CAAF will hear oral argument in the Marine Corps case of United States v. Wilder, No.15-0087/MC (CAAFlog case page), on Tuesday, October 6, 2015. The court will consider whether an old, judicially-created speedy trial rule still exists:
Whether the promulgation of RCM 707 abrogated the “substantial information” rule originated in United States v. Johnson, 23 C.M.A. 91, 48 C.M.R. 599 (1974).
On November 13, 2012, the appellant was apprehended by Naval Criminal Investigative Service agents who suspected him of child exploitation offenses. He was placed into pretrial confinement the next day, and he remained in pretrial confinement through trial. Charges were preferred against the appellant on December 4, 2012, the appellant was arraigned at a general court-martial on April 23, 2013, and trial was scheduled for August 27, 2013. But then additional charges were preferred on April 16 and July 17, 2013, and those additional charges were referred to a separate general court-martial.
The appellant moved to dismiss the additional charges for “violations of his right to a speedy trial under Rule for Courts-Martial (R.C.M.) 707, Article 10, UCMJ, and the Sixth Amendment.” App. Br. at 5-6. Pretrial negotiations followed, and the appellant agreed to withdraw his motion to dismiss (prior to litigation), to consent to joinder of all of the charges in a single court-martial, and to plead guilty to attempted sexual assault of a child in violation of Article 80, and possession and distribution of child pornography in violation of Article 134. On November 12, 2013, the appellant was sentenced confinement for 13 years, reduction to E-1, total forfeitures, and a dishonorable discharge. In accordance with the pretrial agreement the convening authority suspended all confinement in excess of 48 months.

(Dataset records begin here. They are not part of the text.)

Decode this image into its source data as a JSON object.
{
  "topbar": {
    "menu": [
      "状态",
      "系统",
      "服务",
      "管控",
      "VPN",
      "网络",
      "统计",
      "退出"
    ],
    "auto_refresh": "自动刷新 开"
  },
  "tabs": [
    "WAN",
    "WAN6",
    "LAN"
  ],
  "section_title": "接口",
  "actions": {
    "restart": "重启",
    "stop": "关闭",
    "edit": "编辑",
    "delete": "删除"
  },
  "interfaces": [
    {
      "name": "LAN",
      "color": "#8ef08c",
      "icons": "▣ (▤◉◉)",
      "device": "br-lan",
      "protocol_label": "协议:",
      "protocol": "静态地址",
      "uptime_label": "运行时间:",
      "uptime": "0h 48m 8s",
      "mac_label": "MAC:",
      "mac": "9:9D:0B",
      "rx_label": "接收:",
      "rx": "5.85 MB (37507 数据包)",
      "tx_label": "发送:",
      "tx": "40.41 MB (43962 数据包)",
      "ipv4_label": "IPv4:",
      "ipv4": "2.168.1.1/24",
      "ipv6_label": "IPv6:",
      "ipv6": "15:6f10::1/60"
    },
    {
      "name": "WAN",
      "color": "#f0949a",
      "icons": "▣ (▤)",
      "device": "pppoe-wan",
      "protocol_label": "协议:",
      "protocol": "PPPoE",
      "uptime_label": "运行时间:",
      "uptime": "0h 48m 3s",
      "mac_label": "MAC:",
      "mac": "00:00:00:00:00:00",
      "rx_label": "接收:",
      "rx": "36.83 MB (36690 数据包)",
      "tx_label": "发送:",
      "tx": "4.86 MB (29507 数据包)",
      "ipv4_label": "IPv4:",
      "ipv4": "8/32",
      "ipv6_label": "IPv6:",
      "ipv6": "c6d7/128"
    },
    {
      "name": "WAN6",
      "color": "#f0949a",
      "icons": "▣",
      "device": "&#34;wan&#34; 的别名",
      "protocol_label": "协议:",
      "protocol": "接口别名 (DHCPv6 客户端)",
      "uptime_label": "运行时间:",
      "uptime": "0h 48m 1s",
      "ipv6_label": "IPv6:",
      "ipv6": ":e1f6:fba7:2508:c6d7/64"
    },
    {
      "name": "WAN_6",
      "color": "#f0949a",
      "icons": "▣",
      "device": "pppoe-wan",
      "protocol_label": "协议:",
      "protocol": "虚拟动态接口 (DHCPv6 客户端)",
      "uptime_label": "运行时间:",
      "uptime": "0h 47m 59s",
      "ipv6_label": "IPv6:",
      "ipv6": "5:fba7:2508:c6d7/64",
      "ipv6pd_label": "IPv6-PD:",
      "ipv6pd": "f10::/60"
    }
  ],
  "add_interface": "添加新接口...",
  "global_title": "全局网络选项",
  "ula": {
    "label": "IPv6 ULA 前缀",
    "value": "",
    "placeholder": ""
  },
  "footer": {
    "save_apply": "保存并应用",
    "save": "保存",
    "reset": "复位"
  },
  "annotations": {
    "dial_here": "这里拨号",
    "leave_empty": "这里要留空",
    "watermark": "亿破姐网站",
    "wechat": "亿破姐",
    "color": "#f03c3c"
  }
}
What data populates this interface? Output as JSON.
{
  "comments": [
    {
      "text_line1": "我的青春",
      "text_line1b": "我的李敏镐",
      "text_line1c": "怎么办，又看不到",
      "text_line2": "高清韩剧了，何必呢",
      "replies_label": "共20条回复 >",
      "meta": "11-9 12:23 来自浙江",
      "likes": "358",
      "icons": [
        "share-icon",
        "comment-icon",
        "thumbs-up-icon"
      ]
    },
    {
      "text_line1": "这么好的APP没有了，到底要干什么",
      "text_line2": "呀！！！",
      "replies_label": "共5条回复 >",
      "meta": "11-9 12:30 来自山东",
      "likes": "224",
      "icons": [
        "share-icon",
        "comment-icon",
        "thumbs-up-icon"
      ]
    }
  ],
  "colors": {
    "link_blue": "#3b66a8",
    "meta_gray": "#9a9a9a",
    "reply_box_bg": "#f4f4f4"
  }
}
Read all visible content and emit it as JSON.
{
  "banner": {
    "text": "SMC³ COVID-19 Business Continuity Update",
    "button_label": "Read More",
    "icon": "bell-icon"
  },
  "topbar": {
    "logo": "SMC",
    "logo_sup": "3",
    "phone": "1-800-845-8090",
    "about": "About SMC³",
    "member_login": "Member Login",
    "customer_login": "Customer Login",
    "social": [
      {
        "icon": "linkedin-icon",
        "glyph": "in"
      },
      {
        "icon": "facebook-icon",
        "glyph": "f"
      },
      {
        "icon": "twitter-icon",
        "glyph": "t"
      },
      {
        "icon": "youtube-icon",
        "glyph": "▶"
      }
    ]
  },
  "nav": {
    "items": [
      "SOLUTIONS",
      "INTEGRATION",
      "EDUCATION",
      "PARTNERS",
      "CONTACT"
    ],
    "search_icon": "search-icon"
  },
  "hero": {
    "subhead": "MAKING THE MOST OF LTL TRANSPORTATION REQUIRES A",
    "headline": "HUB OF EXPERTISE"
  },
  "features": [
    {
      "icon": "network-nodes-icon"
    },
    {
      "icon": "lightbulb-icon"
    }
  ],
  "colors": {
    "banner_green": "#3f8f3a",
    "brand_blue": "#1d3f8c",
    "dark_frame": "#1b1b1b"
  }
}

The appellant again raised his speedy trial claims on appeal, asserting that the withdrawal of the speedy trial motion was an impermissible term of the pretrial agreement. The NMCCA agreed (in a decision I discussed here) and reviewed the speedy trial issue de novo. Separating the earlier charges (arraigned first) from the later charges (arraigned second), the CCA concluded that there was no speedy trial violation under R.C.M. 707, Article 10, or the Sixth Amendment. In so concluding, the CCA held “that R.C.M. 707(a)(1) establishes the commencement of the speedy trial clock for the additional charges as the dates of preferral,” not the date of imposition of pretrial confinement. Slip op. at 6. CAAF then granted review.
“There are a number of sources of the right to a speedy trial in the military: (1) statute of limitations; (2) Due Process Clause of the Fifth Amendment; (3) Sixth Amendment speedy-trial guarantee; (4) Articles 10 and 33 of the [UCMJ]; (5) RCM 707, [Manual for Courts-Martial]; and (6) case law.” United States v. Reed, 41 M.J. 449, 451 (C.A.A.F. 1995). These sources broadly fall into three categories: Constitutional, statutory, and regulatory. While the appellant asserted a violation of all three categories of speedy trial rights, CAAF’s review focuses on the interplay between two of those categories: The statutory speedy trial right in Article 10 and the regulatory speedy trial right in R.C.M. 707.